Visiting scholar Dr. Muhammad Pate, Fuqua '06 and the former Nigerian Minister of State for Heath, will co-teach the graduate course “Health Systems in Developing Countries” next semester. Additionally, he will serve as a mentor to undergraduates in the new global health major, as well as contributing to the University-wide Africa Initiative. The Chronicle’s Lucy Hicks talked to Pate about his work and plans for next semester.

The Chronicle: What made you want to come back to teach at Duke?

Muhammad Pate: I had a great education when I was at Fuqua, and the health sector program that I had was very helpful in my career as chief executive officer and minister of health in Nigeria. [Now], several years later after my work experience and undergoing a transition in my career, it is great to have the platform that the Global Health Institute has provided to now reflect on those experiences that I have had since leaving Duke, but also to share what I have learned and to learn new things, which I am sure I will while working at the Global Health Institute. I have to say that in the past few years, Duke has experienced unprecedented levels of development in terms of global efforts…so the positioning of Duke on the global scale gives me that platform to reflect, learn and share what I have learned as well. I am very pleased to have that opportunity.

TC: Can you talk a little about the Africa Initiative at Duke and how it fits in with your previous work as the Nigerian Minister of State for Health and primary health care implementation in Africa?

MP: I think it’s a great part of Duke to actually have an initiative focused on Africa. I think for far too long Duke did not really have any students from Africa.
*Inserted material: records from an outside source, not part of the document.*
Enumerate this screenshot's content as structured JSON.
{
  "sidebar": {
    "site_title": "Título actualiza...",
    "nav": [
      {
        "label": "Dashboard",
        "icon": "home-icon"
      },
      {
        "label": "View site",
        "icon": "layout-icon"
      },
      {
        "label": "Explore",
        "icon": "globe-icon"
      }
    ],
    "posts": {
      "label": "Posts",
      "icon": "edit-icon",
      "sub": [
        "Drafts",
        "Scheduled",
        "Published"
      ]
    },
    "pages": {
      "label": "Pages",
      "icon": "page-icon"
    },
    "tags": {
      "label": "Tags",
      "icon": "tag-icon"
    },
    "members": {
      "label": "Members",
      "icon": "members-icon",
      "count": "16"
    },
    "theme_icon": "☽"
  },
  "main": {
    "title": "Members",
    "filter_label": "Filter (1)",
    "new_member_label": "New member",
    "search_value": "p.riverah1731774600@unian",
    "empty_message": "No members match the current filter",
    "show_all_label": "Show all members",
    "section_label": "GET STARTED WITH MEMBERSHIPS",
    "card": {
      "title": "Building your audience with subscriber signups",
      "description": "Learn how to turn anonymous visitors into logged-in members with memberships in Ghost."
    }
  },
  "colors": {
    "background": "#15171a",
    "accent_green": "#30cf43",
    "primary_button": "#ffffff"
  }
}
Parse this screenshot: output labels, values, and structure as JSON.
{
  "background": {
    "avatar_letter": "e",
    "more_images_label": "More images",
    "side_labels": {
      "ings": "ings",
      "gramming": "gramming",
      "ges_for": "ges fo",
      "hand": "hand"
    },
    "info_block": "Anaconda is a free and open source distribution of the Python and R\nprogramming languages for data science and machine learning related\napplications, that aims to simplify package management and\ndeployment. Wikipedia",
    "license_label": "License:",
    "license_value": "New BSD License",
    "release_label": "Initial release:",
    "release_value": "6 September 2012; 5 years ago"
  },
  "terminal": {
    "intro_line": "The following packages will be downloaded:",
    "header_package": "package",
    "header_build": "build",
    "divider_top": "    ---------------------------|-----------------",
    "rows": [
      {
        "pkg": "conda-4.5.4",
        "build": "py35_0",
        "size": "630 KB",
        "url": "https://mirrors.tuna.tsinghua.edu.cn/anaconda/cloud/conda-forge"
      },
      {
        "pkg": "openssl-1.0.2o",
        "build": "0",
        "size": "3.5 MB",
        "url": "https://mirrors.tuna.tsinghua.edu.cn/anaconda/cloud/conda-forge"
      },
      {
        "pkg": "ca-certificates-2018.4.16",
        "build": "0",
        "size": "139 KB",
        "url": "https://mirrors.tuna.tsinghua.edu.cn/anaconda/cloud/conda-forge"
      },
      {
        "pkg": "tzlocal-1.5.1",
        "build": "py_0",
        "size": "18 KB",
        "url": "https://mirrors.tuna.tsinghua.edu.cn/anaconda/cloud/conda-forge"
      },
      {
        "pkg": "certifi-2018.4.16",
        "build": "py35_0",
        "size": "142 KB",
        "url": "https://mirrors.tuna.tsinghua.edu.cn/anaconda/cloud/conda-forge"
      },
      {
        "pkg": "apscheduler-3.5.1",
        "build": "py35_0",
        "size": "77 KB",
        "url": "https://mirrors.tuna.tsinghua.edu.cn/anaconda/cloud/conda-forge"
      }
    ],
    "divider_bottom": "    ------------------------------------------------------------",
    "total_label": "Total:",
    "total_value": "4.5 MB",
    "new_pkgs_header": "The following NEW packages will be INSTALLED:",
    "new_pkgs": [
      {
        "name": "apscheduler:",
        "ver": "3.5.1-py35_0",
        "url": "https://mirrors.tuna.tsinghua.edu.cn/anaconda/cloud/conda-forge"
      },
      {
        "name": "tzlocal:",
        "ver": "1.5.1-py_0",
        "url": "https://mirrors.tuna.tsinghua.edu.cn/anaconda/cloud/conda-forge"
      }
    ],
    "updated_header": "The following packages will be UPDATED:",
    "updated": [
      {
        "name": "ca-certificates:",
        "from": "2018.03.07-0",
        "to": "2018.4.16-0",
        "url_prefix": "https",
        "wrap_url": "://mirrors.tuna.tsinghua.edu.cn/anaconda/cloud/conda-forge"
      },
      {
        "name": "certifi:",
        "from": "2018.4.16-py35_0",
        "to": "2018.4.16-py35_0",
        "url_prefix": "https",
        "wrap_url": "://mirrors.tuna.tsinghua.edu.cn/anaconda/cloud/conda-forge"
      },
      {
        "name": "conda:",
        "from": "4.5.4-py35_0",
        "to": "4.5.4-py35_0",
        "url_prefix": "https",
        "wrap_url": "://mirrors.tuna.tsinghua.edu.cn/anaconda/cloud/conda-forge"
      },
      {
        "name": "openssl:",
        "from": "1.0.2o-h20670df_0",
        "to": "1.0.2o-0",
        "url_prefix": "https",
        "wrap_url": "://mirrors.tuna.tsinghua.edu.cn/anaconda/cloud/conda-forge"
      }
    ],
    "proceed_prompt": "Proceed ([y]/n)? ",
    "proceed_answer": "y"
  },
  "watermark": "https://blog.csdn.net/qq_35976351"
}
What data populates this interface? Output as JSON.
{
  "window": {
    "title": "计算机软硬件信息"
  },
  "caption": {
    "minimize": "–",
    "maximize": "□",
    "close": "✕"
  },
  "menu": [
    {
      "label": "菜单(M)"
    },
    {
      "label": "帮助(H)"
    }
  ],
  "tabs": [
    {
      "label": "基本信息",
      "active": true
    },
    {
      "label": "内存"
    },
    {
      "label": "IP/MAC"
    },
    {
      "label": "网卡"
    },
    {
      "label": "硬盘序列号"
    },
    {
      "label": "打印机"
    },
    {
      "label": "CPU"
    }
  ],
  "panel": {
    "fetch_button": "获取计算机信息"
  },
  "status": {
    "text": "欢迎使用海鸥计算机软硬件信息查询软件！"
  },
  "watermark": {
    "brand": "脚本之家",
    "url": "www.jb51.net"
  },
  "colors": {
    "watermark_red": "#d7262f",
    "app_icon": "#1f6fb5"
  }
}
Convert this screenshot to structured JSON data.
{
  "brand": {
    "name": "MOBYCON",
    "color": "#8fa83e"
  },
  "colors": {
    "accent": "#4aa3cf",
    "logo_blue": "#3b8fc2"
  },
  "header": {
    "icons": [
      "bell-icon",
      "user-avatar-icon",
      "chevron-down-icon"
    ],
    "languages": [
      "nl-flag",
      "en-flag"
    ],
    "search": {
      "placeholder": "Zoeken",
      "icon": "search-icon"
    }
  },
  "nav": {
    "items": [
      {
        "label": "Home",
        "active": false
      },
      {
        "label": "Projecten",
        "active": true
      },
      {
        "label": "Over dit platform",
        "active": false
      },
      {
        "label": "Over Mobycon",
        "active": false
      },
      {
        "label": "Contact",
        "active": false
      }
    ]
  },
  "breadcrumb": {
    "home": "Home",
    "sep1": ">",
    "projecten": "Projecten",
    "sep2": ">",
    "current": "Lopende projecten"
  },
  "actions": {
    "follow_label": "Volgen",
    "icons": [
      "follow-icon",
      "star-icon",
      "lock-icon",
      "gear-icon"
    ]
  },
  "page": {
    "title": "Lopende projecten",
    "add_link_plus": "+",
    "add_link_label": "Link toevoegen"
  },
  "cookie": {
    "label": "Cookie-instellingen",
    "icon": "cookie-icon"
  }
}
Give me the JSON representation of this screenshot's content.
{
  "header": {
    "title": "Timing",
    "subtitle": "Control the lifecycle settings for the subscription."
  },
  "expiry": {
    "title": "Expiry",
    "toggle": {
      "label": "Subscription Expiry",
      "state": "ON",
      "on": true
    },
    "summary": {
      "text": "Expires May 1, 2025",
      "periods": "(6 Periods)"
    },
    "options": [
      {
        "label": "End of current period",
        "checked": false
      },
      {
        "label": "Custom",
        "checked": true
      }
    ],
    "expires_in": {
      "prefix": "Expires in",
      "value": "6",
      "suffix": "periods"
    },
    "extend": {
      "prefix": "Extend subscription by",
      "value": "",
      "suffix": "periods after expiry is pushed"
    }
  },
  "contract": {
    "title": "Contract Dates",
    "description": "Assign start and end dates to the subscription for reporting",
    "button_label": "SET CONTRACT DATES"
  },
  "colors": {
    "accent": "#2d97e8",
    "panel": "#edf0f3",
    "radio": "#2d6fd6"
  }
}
There are students throughout the years and lots of faculty from Africa, but in terms of collaborations, I think [the University] has not maximally exploited the opportunities to participate on the continent of Africa...yet, there is a lot of transformation going on, both in terms of learning, research, and service, which show that there are opportunities where what Duke has to offer would be invaluable. So, I think the initiative is something that is long overdue, but I am very delighted that Duke has picked it up and is starting to engage in that fully. While I’m here, I look forward to doing my part to contribute.

TC: Is the Africa Initiative multi-departmental?

MP: One of the attractions of the Global Health Institute itself is its multi-disciplinary nature. It doesn’t just fit in only public health or just the business. It has really different sectors, which are more reflective of the reality in terms of what is needed to develop. It also creates an opportunity [for] innovation between different sectors. And so if the Africa initiative itself follows that model whereby it is cross-disciplinary, I think it will in the long run be able to make a huge impact.

TC: I understand you have done a lot of work with polio vaccines in Nigeria. Have you seen any improvements on that front?

MP: In the last 10 years, Nigeria has had a very difficult history, but over the last five years we have been able to make tremendous progress. For the first time, we interrupted the type 3 polio virus—this is the first time we have had a year without a single case of type 3 in Nigeria or in the world. With type 2 of polio eradicated and now type 3 interrupted, that only leaves type 1. So there is some evidence that it may be possible to eradicate polio over the next several years. This won’t be without any challenges, because all the parts of the worlds that had previously eradicated are becoming re-infected, like the whole of Africa and Syria. But having said that, the fact that the majority of the world has been able to keep [polio] away shows that even areas that have been reinfected can control it.

TC: What will your role in the "Health Systems in Developing Countries" course look like?

MP: In terms of putting together the course with Kevin Schulman, [we are] looking at structure in the course that would allow students to compare one system versus the other. These are global health students who will have a career, hopefully, in global health or related areas. And so the understanding that most health systems are mixed—they are not only public, but public as well as private. That interface between the public and private has not been explored as much as I think it should have been. So the opportunity to construct a course as to develop course material around this will be very interesting for me, even though I am new in this environment. But I also believe from what I hear about students...that they are very enthusiastic and I believe that we will foster a classroom will encourage learning from students as well as our own experiences. I believe it will be a very good class and I look forward to it.

TC: I also understand you will be a mentor for the new global health major. Do you know what your role will look like?

MP: Mentorship is something that is necessary. There are two sides to it: the mentor and mentee. So I am able, when necessary, to help students as they navigate their way around their studies here at Duke and what they want to do in the future.